I finally finished editing photos from St. John, and was not terribly surprised to find I had taken an excessive amount of boat pictures.
My love of boats started early, and I attribute it entirely to two TV shows: OceanQuest and The Voyage of the Mimi.
OceanQuest was a 5-part miniseries that aired back in 1985. It was part documentary, part early reality TV show. Cameras followed Shawn Weatherly (former Miss Universe, future star of BayWatch) as she learned to scuba dive and went on increasingly difficult and dangerous dives. Sharks! Arctic ice! Oh my!
When the going got tough, Shawn would go for long walks on the beach at sunset and look conflicted. Then she would summon her inner strength and find a way to get back on the boat so the show could go on.
It was awesome. I loved every minute of it. That summer, I went to the neighborhood pool and pretended to be Shawn, falling backwards into the water and searching for treasure (aka pennies) at the bottom of the pool (Shawn didn't do that, but I did. I was 7.)

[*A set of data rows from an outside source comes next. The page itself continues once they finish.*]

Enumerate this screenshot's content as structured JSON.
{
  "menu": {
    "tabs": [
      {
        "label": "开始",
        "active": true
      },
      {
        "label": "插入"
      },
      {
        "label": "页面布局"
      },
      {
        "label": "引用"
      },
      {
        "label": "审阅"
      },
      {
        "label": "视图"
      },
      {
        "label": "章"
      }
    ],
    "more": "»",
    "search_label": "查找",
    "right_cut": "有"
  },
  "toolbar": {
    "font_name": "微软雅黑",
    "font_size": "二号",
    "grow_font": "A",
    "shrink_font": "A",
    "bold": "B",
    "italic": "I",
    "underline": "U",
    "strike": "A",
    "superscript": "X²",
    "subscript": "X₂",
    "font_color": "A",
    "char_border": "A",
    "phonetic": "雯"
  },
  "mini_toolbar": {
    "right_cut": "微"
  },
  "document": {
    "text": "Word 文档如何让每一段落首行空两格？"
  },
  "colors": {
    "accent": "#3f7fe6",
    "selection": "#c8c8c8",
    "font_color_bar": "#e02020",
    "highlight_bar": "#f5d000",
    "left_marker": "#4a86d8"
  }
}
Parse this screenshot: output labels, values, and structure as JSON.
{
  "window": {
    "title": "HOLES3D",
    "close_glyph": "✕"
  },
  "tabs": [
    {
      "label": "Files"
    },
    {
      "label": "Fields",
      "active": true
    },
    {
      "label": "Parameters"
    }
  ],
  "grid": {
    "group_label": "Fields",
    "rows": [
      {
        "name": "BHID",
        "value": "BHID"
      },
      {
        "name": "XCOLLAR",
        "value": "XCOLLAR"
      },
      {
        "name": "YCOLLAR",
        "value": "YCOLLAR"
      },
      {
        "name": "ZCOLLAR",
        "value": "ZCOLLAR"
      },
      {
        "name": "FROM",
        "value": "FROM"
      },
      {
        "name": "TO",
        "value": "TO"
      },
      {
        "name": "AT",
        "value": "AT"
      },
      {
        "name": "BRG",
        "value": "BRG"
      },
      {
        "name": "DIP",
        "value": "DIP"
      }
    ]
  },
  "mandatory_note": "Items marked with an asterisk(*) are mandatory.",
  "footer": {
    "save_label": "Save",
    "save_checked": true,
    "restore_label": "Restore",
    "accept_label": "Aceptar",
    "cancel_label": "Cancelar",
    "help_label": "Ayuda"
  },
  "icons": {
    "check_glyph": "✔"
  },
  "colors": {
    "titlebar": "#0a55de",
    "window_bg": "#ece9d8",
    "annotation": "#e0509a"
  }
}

And then - as quickly as OceanQuest had come into my life - it was gone. Shawn completed her final dive mission and returned to "normal" life. The credits rolled as The Pointer Sisters sang, "I'm So Excited" and I tried not to cry. OceanQuest! Shawn! Come back! To this day, that song still makes me tear up, associating it as I do with endings and loss. But - the show lives on in my fond, fond memories. OceanQuest! Come to DVD!
An interest in boats and marine life was further stoked when my mom forced my brother and me to watch an educational show on PBS instead of our first choice for afternoon programming, You Can't Do That On Television. Though annoyed at first, we were quickly captivated by The Voyage of the Mimi, which follows the crew of a ship as they follow humpback whales.
Turns out, TVotM was way better than YCDToT. While there were no buckets of slime, there was a giant bucket of peanut butter aboard the ship. And while no one was crammed in a locker, Ramon did cram into a sleeping bag with the Captain to prevent hypothermia. And while YCDToT featured a young Alanis Morissette, TVotM had a baby-faced Ben Affleck.
Plus, the Mimi taught us all sorts of valuable lessons, about things like whale migration, sign language, and how (if you're ever trapped on a desert island) you can collect drinking water using a coffee can and a tarp.
I loved the TVotM as I had loved OceanQuest. I wanted to sit in a ship's crow's nest and read like Rachel; I wanted to know how to sail like Sally Ruth; I wanted to have adventures at sea like young C.T.
Sadly, the Mimi's voyage lasted only thirteen episodes, after which Ben Affleck went on to bigger things and I resumed penny-scavenging at the neighborhood pool.
But my love for tall ships, schooners, sloops and dinghies has lasted. As evidenced by the million and one pictures I took of them on St. John.